WORK REQUIRED: All of the data below needs to be set down once more, exactly as written.

═══ MATERIAL TO PROCESS ═══

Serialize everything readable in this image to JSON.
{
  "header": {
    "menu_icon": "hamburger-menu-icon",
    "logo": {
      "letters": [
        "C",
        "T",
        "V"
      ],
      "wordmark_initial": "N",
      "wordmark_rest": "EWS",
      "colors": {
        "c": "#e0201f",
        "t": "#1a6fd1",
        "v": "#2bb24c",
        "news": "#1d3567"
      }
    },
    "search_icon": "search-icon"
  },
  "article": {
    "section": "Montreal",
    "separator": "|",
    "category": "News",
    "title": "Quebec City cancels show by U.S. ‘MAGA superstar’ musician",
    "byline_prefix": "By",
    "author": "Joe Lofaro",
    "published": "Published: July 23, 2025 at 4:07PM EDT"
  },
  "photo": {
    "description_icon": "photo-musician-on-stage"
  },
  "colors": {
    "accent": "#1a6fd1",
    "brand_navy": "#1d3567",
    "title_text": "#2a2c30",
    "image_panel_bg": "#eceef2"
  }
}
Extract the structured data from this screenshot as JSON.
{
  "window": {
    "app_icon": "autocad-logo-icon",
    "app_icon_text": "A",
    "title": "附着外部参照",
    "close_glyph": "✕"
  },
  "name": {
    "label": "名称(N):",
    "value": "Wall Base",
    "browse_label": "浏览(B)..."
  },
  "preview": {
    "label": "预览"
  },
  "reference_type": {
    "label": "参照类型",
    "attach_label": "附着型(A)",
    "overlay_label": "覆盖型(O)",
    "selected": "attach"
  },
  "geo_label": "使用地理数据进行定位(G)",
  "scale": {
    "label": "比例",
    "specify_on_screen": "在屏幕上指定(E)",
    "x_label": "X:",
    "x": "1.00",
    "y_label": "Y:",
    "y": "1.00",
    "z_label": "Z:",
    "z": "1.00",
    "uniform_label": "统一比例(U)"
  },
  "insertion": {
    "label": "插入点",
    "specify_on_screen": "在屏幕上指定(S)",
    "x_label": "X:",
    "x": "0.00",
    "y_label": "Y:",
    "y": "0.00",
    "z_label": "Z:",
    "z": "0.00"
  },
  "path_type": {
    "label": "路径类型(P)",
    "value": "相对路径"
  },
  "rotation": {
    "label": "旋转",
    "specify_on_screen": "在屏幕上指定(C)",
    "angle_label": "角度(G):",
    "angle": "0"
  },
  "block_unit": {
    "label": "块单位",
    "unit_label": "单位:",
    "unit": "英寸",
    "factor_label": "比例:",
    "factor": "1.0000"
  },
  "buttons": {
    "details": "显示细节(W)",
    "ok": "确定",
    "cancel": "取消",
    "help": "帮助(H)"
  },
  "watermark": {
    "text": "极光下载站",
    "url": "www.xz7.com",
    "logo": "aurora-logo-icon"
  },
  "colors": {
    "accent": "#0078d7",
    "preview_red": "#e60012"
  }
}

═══

WRITTEN ANSWER:
Serialize everything readable in this image to JSON.
{
  "header": {
    "menu_icon": "hamburger-menu-icon",
    "logo": {
      "letters": [
        "C",
        "T",
        "V"
      ],
      "wordmark_initial": "N",
      "wordmark_rest": "EWS",
      "colors": {
        "c": "#e0201f",
        "t": "#1a6fd1",
        "v": "#2bb24c",
        "news": "#1d3567"
      }
    },
    "search_icon": "search-icon"
  },
  "article": {
    "section": "Montreal",
    "separator": "|",
    "category": "News",
    "title": "Quebec City cancels show by U.S. ‘MAGA superstar’ musician",
    "byline_prefix": "By",
    "author": "Joe Lofaro",
    "published": "Published: July 23, 2025 at 4:07PM EDT"
  },
  "photo": {
    "description_icon": "photo-musician-on-stage"
  },
  "colors": {
    "accent": "#1a6fd1",
    "brand_navy": "#1d3567",
    "title_text": "#2a2c30",
    "image_panel_bg": "#eceef2"
  }
}
Extract the structured data from this screenshot as JSON.
{
  "window": {
    "app_icon": "autocad-logo-icon",
    "app_icon_text": "A",
    "title": "附着外部参照",
    "close_glyph": "✕"
  },
  "name": {
    "label": "名称(N):",
    "value": "Wall Base",
    "browse_label": "浏览(B)..."
  },
  "preview": {
    "label": "预览"
  },
  "reference_type": {
    "label": "参照类型",
    "attach_label": "附着型(A)",
    "overlay_label": "覆盖型(O)",
    "selected": "attach"
  },
  "geo_label": "使用地理数据进行定位(G)",
  "scale": {
    "label": "比例",
    "specify_on_screen": "在屏幕上指定(E)",
    "x_label": "X:",
    "x": "1.00",
    "y_label": "Y:",
    "y": "1.00",
    "z_label": "Z:",
    "z": "1.00",
    "uniform_label": "统一比例(U)"
  },
  "insertion": {
    "label": "插入点",
    "specify_on_screen": "在屏幕上指定(S)",
    "x_label": "X:",
    "x": "0.00",
    "y_label": "Y:",
    "y": "0.00",
    "z_label": "Z:",
    "z": "0.00"
  },
  "path_type": {
    "label": "路径类型(P)",
    "value": "相对路径"
  },
  "rotation": {
    "label": "旋转",
    "specify_on_screen": "在屏幕上指定(C)",
    "angle_label": "角度(G):",
    "angle": "0"
  },
  "block_unit": {
    "label": "块单位",
    "unit_label": "单位:",
    "unit": "英寸",
    "factor_label": "比例:",
    "factor": "1.0000"
  },
  "buttons": {
    "details": "显示细节(W)",
    "ok": "确定",
    "cancel": "取消",
    "help": "帮助(H)"
  },
  "watermark": {
    "text": "极光下载站",
    "url": "www.xz7.com",
    "logo": "aurora-logo-icon"
  },
  "colors": {
    "accent": "#0078d7",
    "preview_red": "#e60012"
  }
}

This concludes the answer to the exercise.